Would you restate every entry that follows, word for word, and leave out the pictures?

____

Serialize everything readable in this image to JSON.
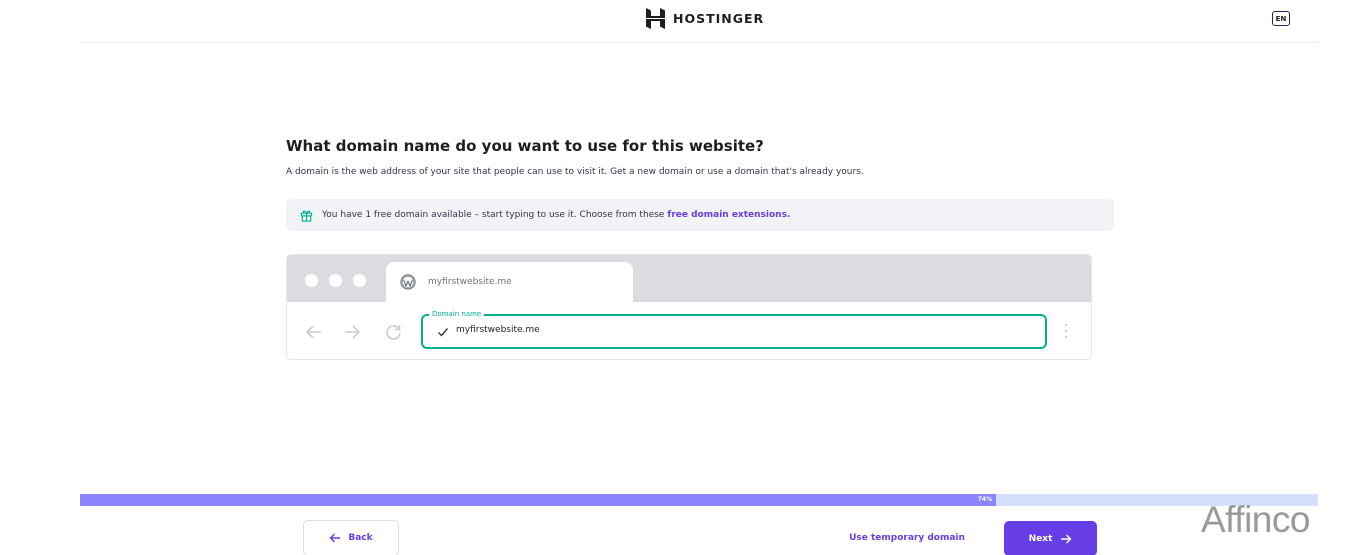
{
  "header": {
    "brand": "HOSTINGER",
    "language": "EN"
  },
  "main": {
    "title": "What domain name do you want to use for this website?",
    "subtitle": "A domain is the web address of your site that people can use to visit it. Get a new domain or use a domain that's already yours.",
    "notice": {
      "text": "You have 1 free domain available – start typing to use it. Choose from these",
      "link": "free domain extensions."
    }
  },
  "browser_preview": {
    "tab_label": "myfirstwebsite.me",
    "domain_field": {
      "label": "Domain name",
      "value": "myfirstwebsite.me"
    }
  },
  "progress": {
    "value": 0.74,
    "label": "74%"
  },
  "footer": {
    "back_label": "Back",
    "temporary_label": "Use temporary domain",
    "next_label": "Next"
  },
  "watermark": "Affinco",
  "colors": {
    "accent": "#673de6",
    "success": "#00b090",
    "progress_fill": "#8c85ff",
    "progress_track": "#d5dfff"
  },
  "icons": {
    "logo": "hostinger-logo-icon",
    "gift": "gift-icon",
    "wordpress": "wordpress-icon",
    "back": "arrow-left-icon",
    "forward": "arrow-right-icon",
    "reload": "reload-icon",
    "check": "check-icon",
    "menu": "kebab-menu-icon",
    "next": "arrow-right-icon"
  }
}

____

Expected answer:
Serialize everything readable in this image to JSON.
{
  "header": {
    "brand": "HOSTINGER",
    "language": "EN"
  },
  "main": {
    "title": "What domain name do you want to use for this website?",
    "subtitle": "A domain is the web address of your site that people can use to visit it. Get a new domain or use a domain that's already yours.",
    "notice": {
      "text": "You have 1 free domain available – start typing to use it. Choose from these",
      "link": "free domain extensions."
    }
  },
  "browser_preview": {
    "tab_label": "myfirstwebsite.me",
    "domain_field": {
      "label": "Domain name",
      "value": "myfirstwebsite.me"
    }
  },
  "progress": {
    "value": 0.74,
    "label": "74%"
  },
  "footer": {
    "back_label": "Back",
    "temporary_label": "Use temporary domain",
    "next_label": "Next"
  },
  "watermark": "Affinco",
  "colors": {
    "accent": "#673de6",
    "success": "#00b090",
    "progress_fill": "#8c85ff",
    "progress_track": "#d5dfff"
  },
  "icons": {
    "logo": "hostinger-logo-icon",
    "gift": "gift-icon",
    "wordpress": "wordpress-icon",
    "back": "arrow-left-icon",
    "forward": "arrow-right-icon",
    "reload": "reload-icon",
    "check": "check-icon",
    "menu": "kebab-menu-icon",
    "next": "arrow-right-icon"
  }
}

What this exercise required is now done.